_TO DO_. Whenever a line of the records below contains the word "header", copy that line.

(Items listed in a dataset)
= Beginning of Section =

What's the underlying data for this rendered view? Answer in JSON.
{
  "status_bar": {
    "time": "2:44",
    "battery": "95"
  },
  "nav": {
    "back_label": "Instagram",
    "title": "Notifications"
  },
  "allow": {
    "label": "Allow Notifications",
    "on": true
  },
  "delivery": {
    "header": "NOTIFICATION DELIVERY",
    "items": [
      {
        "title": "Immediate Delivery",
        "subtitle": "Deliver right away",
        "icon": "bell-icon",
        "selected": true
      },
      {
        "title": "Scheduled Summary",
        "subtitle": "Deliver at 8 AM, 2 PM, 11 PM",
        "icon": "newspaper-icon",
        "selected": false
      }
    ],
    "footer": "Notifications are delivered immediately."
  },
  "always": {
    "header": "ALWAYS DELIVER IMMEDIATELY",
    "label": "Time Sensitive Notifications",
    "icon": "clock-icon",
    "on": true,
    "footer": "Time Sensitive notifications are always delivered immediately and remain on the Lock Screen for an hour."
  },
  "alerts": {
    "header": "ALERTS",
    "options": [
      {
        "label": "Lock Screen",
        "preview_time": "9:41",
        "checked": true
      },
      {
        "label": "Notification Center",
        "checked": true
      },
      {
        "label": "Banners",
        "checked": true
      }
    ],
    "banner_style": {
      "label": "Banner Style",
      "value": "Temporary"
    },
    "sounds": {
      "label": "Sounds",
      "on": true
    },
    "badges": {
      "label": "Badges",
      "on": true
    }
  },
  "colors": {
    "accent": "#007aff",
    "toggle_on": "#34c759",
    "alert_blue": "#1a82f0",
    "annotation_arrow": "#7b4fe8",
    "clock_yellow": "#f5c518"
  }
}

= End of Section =

_RESULT FOR THIS EXERCISE_.
    "header": "NOTIFICATION DELIVERY",
    "header": "ALWAYS DELIVER IMMEDIATELY",
    "header": "ALERTS",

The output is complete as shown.